Superposition of folding during either progressive displacement or different phases of deformation result in three-dimensional refold structures that are exposed on two-dimensional sections as interference patterns (Ramsay, 1962, 1967). In order to understand the complex geometry of these structures several models have been presented: Earlier models used card decks, which were cut into the shape of the first fold and than sheared parallel to the second fold axial plane (e.g. Carey, 1962, O'Driscoll, 1962, Brown, 1967). Scaled physical models showed the influence of layer buckling, competence contrast between layers and the influence of the initial fold geometry on the formation of refold structures (e.g. Reynolds and Holmes, 1954, Gosh and Ramberg, 1968, Watkinson, 1981, Odonne and Vialon, 1987, Grujic, 1993, Johns and Mosher, 1995). Kinematic forward modelling computer programs have been successfully applied to simulate three-dimensional refolding and to study two-dimensional interference patterns on arbitrary oriented sections through the modelled structures (e.g. Thiessen, 1986, Perrin et al. 1988, Jessell and Valenta, 1996; Vacas Peña, 2000, Ramsay and Lisle, 2000; Moore and Johnson, 2001). Although most of these programs have the same limitations as the card deck models, that folds are assumed to be (cylindrical) similar shear folds with passive initial layering, these studies have significantly contributed to the understanding of the great variety of interference structures and the classification of refolds.
Computer animations of the development of geological structures during progressive deformation are a powerful tool both in the advancement of understanding of processes and geological education.
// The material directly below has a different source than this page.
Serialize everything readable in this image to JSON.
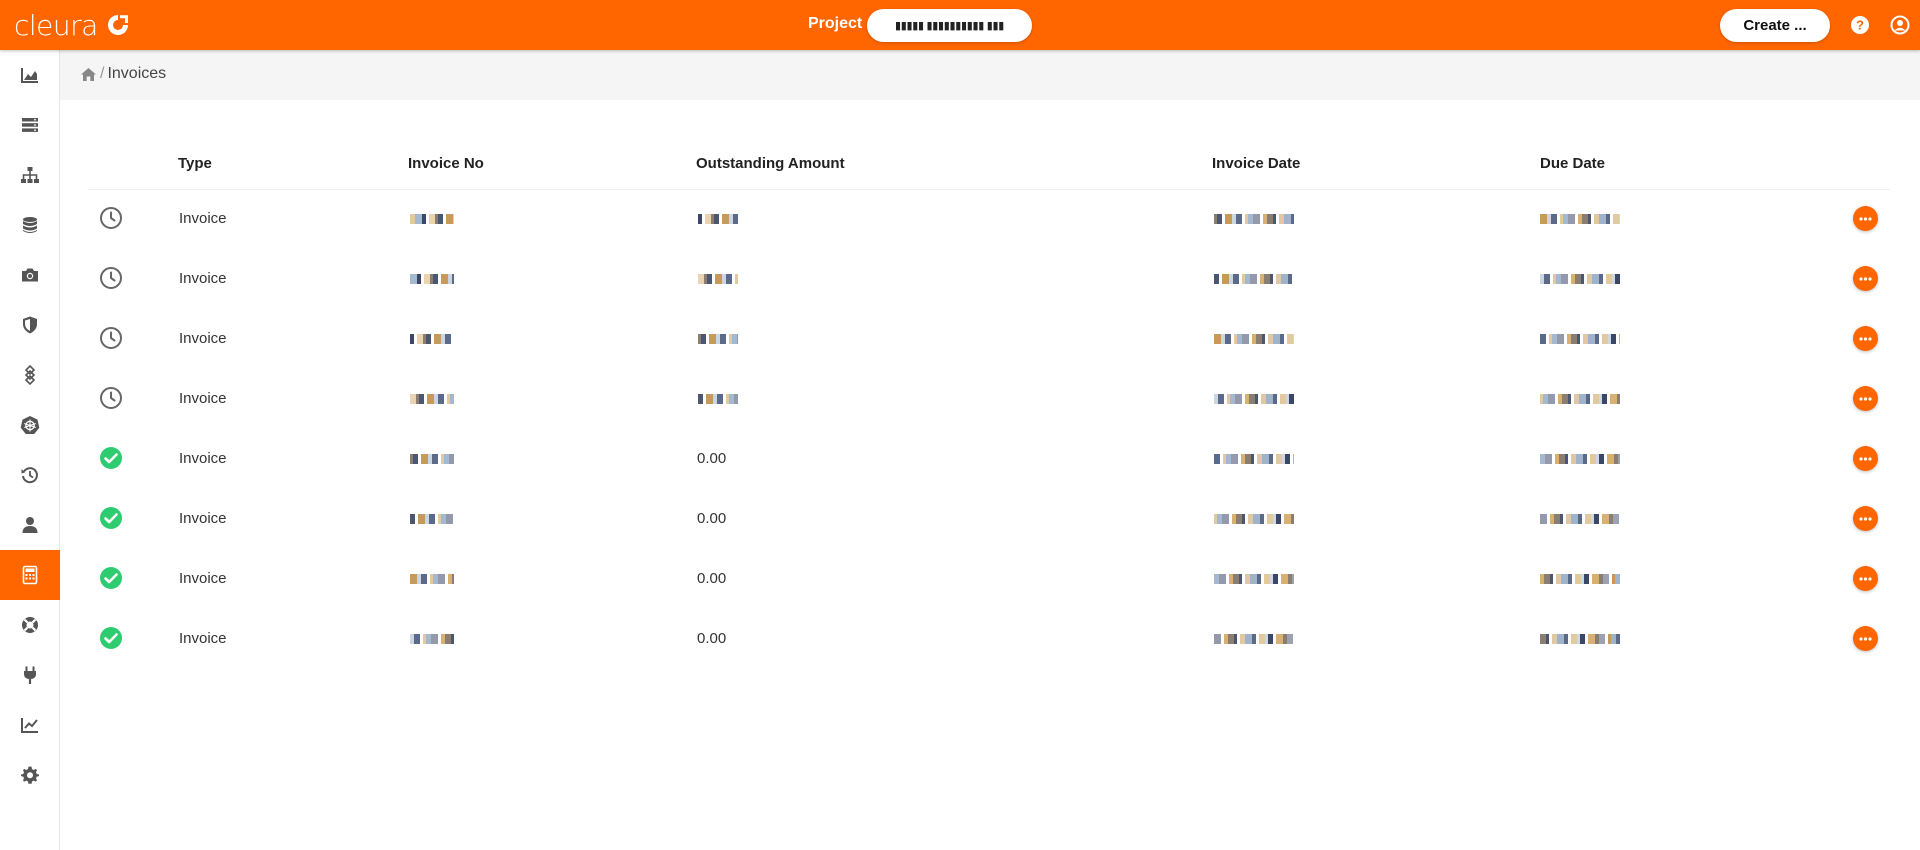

With the help of a computer program for modelling three-dimensional refold structures and their two-dimensional interference patterns, this contribution provides computer animations, which effectively improve the understanding of natural fold superposition and are therefore ideally suited for teaching in electronic classrooms or for use in online courses on the Internet. Furthermore the animations suggest that the Type 0 refold, which actually produces no interference patterns, has to be divided in three different classes, which theoretically exist but which are probably difficult to distinguish in the field. Because the presented study is based on the kinematic forward modelling software Noddy (Jessell and Valenta, 1996) the mechanical influence of contrasting rheologies is ignored and discussed elsewhere (e.g. Johns and Mosher, 1995 and references cited therein). Despite these limitations the presented results have many geometric similarities with natural refold structures justifying the use of kinematic modelling in exploring the complex shapes and interference patterns of fold superposition (Ramsay and Lisle, 2000).